Ganfeng sues Mexico over lithium permit cancellation

Feeding pilot plant with ore samples. (Image courtesy of Bacanora Lithium.)

China’s Ganfeng and two of its subsidiaries in Mexico have initiated an arbitration case against the country’s government over a cancelled mining concession for an advance lithium project in the state of Sonora.

The request by the Chinese lithium mining and processing giant, Bacanora Lithium and Sonora Lithium, was posted on Friday at the World Bank’s dispute settlement centre, the International Centre for Settlement of Investment Disputes (ICSID).

The case centres around the government’s decision last August to cancel Ganfeng’s concessions. This move followed former President Andrés Manuel López Obrador’s nationalization of Mexico’s nascent lithium industry in 2022.

In 2021, Ganfeng acquired Bacanora Lithium, which was in the midst of the mine development worth $800 million. The company’s goal at the time was to kick off commercial production in 2023. But Mexican legislators approved a bill in April 2022 granting the state full authority over lithium mining and activities were halted.

While the industry backed Ganfeng saying the government could not lawfully cancel licences, Mexico’s economy ministry upheld the original decision after the approval of the bill regulating mining and water concessions.

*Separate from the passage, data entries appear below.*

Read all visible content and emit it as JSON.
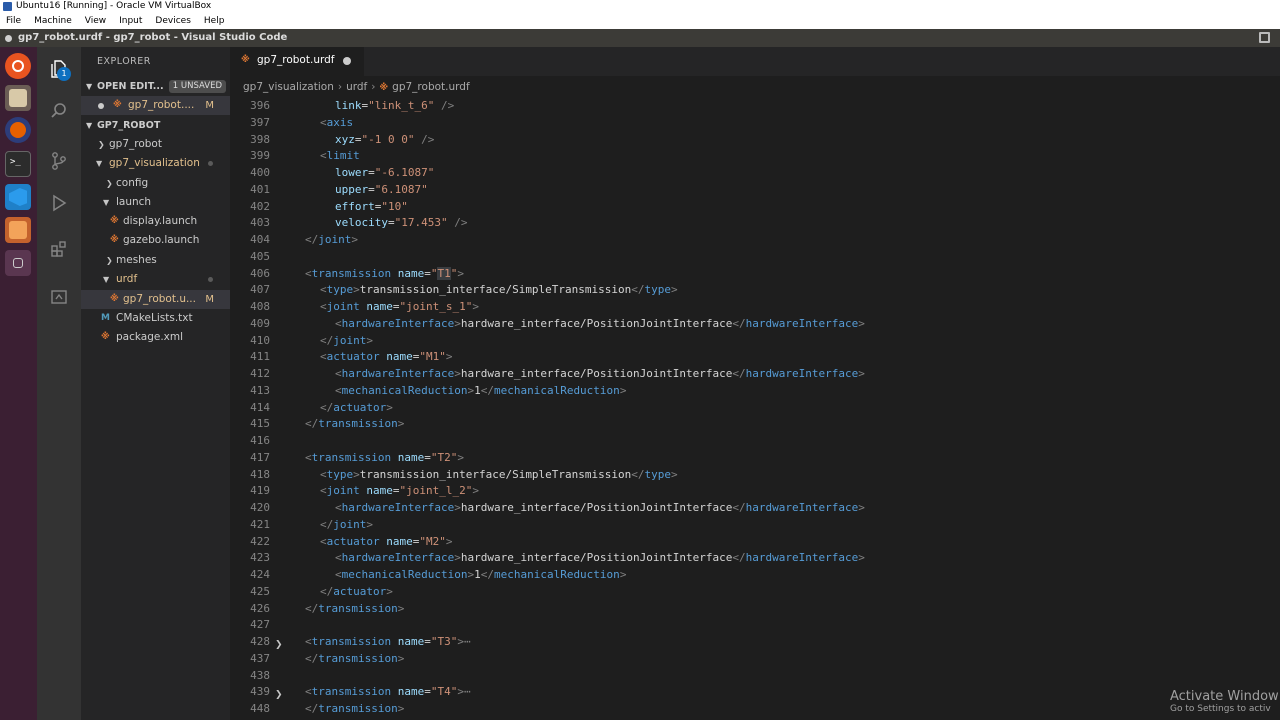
{
  "vbox": {
    "title": "Ubuntu16 [Running] - Oracle VM VirtualBox",
    "menu": [
      "File",
      "Machine",
      "View",
      "Input",
      "Devices",
      "Help"
    ]
  },
  "window": {
    "title": "gp7_robot.urdf - gp7_robot - Visual Studio Code"
  },
  "activity_bar": {
    "explorer_badge": "1"
  },
  "sidebar": {
    "header": "EXPLORER",
    "open_editors": {
      "label": "OPEN EDIT...",
      "unsaved": "1 UNSAVED",
      "file": "gp7_robot....",
      "file_status": "M"
    },
    "project": {
      "label": "GP7_ROBOT",
      "items": [
        {
          "label": "gp7_robot"
        },
        {
          "label": "gp7_visualization"
        },
        {
          "label": "config"
        },
        {
          "label": "launch"
        },
        {
          "label": "display.launch"
        },
        {
          "label": "gazebo.launch"
        },
        {
          "label": "meshes"
        },
        {
          "label": "urdf"
        },
        {
          "label": "gp7_robot.u...",
          "status": "M"
        },
        {
          "label": "CMakeLists.txt"
        },
        {
          "label": "package.xml"
        }
      ]
    }
  },
  "tab": {
    "label": "gp7_robot.urdf"
  },
  "breadcrumb": [
    "gp7_visualization",
    "urdf",
    "gp7_robot.urdf"
  ],
  "line_numbers": [
    "396",
    "397",
    "398",
    "399",
    "400",
    "401",
    "402",
    "403",
    "404",
    "405",
    "406",
    "407",
    "408",
    "409",
    "410",
    "411",
    "412",
    "413",
    "414",
    "415",
    "416",
    "417",
    "418",
    "419",
    "420",
    "421",
    "422",
    "423",
    "424",
    "425",
    "426",
    "427",
    "428",
    "437",
    "438",
    "439",
    "448"
  ],
  "code": {
    "l396": {
      "a": "link",
      "v": "\"link_t_6\""
    },
    "l398": {
      "a": "xyz",
      "v": "\"-1 0 0\""
    },
    "l400": {
      "a": "lower",
      "v": "\"-6.1087\""
    },
    "l401": {
      "a": "upper",
      "v": "\"6.1087\""
    },
    "l402": {
      "a": "effort",
      "v": "\"10\""
    },
    "l403": {
      "a": "velocity",
      "v": "\"17.453\""
    },
    "tag_axis": "axis",
    "tag_limit": "limit",
    "tag_joint": "joint",
    "tag_transmission": "transmission",
    "tag_type": "type",
    "tag_actuator": "actuator",
    "tag_hw": "hardwareInterface",
    "tag_mech": "mechanicalReduction",
    "attr_name": "name",
    "type_text": "transmission_interface/SimpleTransmission",
    "hw_text": "hardware_interface/PositionJointInterface",
    "mech_text": "1",
    "t1_name_open": "\"",
    "t1_name_val": "T1",
    "t1_name_close": "\"",
    "joint1_name": "\"joint_s_1\"",
    "m1_name": "\"M1\"",
    "t2_name": "\"T2\"",
    "joint2_name": "\"joint_l_2\"",
    "m2_name": "\"M2\"",
    "t3_name": "\"T3\"",
    "t4_name": "\"T4\"",
    "ellipsis": "⋯"
  },
  "watermark": {
    "line1": "Activate Window",
    "line2": "Go to Settings to activ"
  }
}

The Sonora project comprised an open-pit mine and processing facility, which were expected to produce 35,000 tonnes of lithium annually, providing the country with a domestic source of the battery metal for its rapidly growing electric-vehicle supply chain.